Another important part is his introduction of the "multiple assignment" operator (p. 487), which he uses as a solution for some problems which are addressed by practical DBMS by supporting transactions. This operation does not seem to work in MySQL, Oracle nor MSSQL. (Make it possible to update several tables with one query.)
His statement is: If we had this multiple assignment operator, deferred checks of constraints are not needed and should be applied immediately and not at the end of a transaction. The latter one results in making the C of ACID useless, as the database is then always consistent (if the C stands for consistency) or it's correctness is unenforceable (if the C stands for correctness).
Concerning *I*solation he claims that this should mean all transactions should have absolutely no knowledge of other transactions might be running. This is likely not doable. He further tells that most DBMS provide "isolation level" settings, that undermine this concept in it's base.
*D*urability he writes could only apply to the most outer transaction, if nested transactions are supported.
*A*tomicity according to him is only needed because there is need for transactions. If the multiple assignment operator is available as atomic, one would not need atomic transactions.
What to take away
This is a very fundamental discussion about the ACID concept. Without judging if his critics is correct or not, there is a living landscape of DBMS, which is based on transactions.
C.J. Date himself writes that "we now have a better understanding of some of the assumptions on which that research was based". This means it's one of the fundamental aspects, which one cannot change easily in living DBMS. Remove transactions and push in atomic multiple assignment operators and no enterprise will want to update it's architecture, because this is a lot of change.
Thus you have read a theoretical chapter proclaiming how one could improve the properties of DBMS conceptually, and which would erase some problems fundamentally.

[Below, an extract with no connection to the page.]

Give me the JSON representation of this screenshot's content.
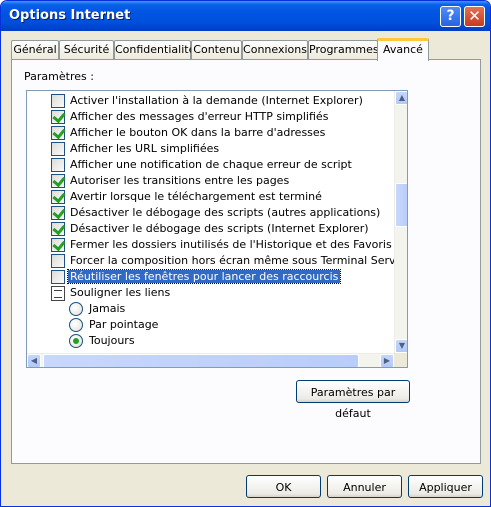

But only because something might be superior, it will not be used in practice immediately.
You have basically reached the border between someone with a mere theoretical point of view and the practical world, in which there is more than theory, but an existing world, which has to wrap around.